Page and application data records
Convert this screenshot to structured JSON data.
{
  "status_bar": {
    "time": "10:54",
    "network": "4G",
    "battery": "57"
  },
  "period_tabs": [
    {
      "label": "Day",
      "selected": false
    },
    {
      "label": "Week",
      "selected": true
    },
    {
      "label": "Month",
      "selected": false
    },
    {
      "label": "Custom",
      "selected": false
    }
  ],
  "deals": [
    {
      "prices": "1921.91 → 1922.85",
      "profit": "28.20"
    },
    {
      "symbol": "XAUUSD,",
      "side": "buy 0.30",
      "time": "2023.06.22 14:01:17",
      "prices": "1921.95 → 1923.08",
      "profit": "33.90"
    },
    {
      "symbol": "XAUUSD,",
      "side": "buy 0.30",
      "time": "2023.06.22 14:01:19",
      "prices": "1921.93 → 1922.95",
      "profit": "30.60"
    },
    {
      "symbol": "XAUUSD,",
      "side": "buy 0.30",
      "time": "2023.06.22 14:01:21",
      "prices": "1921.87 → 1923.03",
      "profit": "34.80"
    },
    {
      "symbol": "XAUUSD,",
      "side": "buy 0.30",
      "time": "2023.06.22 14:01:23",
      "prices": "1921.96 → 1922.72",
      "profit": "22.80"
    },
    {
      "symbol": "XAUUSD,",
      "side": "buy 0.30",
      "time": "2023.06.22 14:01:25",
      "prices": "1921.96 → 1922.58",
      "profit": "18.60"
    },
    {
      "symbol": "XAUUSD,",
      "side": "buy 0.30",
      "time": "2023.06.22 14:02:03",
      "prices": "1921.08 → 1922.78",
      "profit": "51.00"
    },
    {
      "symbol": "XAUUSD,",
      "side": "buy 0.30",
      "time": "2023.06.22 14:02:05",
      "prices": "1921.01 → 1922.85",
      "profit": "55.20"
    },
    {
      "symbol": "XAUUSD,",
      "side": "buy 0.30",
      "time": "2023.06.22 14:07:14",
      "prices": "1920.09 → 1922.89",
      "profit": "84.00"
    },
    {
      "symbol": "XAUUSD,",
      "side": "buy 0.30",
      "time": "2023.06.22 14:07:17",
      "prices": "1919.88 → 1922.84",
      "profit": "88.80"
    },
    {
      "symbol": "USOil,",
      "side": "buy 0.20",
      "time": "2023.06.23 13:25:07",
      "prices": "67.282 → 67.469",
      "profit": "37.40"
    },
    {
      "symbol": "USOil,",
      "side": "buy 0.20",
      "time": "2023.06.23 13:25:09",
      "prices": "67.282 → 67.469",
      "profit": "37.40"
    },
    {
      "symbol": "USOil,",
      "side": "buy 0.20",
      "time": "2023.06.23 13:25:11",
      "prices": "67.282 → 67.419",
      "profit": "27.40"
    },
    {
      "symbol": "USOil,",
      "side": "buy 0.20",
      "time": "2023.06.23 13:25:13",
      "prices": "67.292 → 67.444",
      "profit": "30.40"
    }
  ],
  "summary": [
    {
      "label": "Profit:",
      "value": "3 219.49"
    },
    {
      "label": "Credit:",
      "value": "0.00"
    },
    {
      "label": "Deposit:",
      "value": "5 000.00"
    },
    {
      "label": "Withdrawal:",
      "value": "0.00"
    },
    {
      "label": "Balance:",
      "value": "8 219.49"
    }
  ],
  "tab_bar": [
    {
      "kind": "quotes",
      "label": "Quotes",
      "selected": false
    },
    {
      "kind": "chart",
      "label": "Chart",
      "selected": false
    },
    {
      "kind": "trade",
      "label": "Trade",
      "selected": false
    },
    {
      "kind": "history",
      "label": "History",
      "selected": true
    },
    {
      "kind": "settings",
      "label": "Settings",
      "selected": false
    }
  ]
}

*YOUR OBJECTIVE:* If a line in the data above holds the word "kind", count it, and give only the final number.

*WRITTEN SOLUTION:* 5